This sudy aimed to assess differences in hip geometry and imaging-based estimates of bone strength between youth with and without T1D using dual-energy x-ray absorptiometry (DXA)-based hip structural analysis. Girls ages 10 to 16 years, including 62 with T1D and 61 controls were included in the study.

-- The groups had similar age, bone age, pubertal stage, height, lean mass, and physical activity.

-- Bone mineral density at the femoral neck and total hip did not differ in univariate comparisons but was lower at the femoral neck in T1D after adjusting for bone age, height, and lean mass.

-- Subjects with T1D had significantly lower cross-sectional area, cross-sectional moment of inertia, section modulus, and cortical thickness at the narrow neck, with deficits of 5.7% to 10.3%.

-- Cross-sectional area was also lower at the intertrochanteric region in girls with T1D.

-- Among those T1D subjects with HbA1c greater than the cohort median of 8.5%, deficits in hip geometry and strength estimates were more pronounced.
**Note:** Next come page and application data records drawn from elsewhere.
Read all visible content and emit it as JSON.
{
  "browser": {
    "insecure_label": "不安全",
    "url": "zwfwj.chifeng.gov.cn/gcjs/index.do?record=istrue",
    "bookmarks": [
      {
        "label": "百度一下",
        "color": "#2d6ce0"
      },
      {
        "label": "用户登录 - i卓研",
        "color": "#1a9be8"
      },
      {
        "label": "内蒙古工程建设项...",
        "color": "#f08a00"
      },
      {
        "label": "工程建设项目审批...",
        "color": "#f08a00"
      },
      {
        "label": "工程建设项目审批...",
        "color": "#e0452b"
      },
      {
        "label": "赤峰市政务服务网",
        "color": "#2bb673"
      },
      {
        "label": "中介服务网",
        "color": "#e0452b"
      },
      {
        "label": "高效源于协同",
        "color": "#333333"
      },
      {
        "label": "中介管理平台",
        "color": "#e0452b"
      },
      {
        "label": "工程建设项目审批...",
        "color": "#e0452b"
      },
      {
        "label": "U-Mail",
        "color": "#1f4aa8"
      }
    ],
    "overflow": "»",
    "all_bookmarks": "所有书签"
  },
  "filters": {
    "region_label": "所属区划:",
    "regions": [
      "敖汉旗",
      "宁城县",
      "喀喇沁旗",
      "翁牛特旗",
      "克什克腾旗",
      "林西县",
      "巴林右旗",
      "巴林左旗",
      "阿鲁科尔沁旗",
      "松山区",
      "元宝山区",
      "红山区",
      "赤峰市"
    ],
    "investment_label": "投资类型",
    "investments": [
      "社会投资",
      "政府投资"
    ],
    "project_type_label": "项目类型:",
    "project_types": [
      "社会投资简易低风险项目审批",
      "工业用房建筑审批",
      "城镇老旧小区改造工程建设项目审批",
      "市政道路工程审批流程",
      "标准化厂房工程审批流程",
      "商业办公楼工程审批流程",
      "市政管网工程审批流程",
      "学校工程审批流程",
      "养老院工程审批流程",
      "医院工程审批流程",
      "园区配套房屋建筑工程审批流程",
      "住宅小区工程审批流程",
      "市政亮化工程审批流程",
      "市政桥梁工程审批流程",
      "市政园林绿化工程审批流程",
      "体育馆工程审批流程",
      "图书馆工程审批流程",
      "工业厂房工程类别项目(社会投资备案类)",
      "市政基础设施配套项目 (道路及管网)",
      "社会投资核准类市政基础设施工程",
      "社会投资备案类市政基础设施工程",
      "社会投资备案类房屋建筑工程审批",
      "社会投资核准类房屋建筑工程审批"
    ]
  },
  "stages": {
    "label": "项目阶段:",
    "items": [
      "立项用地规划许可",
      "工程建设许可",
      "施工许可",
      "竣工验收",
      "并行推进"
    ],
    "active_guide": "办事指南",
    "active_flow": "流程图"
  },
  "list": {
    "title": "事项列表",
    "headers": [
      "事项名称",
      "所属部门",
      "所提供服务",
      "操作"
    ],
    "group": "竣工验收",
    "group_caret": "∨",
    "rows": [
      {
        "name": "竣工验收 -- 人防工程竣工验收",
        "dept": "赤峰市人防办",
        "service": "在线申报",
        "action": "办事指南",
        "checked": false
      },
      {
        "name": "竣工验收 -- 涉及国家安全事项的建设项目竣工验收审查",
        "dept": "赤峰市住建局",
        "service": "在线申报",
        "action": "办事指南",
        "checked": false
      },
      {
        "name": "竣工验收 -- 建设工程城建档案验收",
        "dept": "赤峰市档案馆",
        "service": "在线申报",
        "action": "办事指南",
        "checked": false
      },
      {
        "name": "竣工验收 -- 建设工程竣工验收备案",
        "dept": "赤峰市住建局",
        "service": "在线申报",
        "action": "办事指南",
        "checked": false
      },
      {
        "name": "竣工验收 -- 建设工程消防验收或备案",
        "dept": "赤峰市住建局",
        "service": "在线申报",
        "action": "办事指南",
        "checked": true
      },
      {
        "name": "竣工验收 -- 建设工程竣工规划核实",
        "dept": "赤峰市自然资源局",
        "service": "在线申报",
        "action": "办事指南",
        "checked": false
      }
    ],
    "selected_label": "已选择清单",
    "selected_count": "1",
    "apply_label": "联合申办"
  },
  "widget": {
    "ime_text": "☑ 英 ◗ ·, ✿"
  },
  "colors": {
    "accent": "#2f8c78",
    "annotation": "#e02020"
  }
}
Conclusively, DXA-based hip structural analysis revealed that girls with T1D have unfavorable geometry and lower estimates of bone strength at the hip, which may contribute to skeletal fragility and excess hip fracture risk in adulthood. Higher average glycemia may exacerbate effects of T1D on hip geometry.

Source: https://academic.oup.com/jcem/article-abstract/105/12/dgaa647/5905592?redirectedFrom=fulltext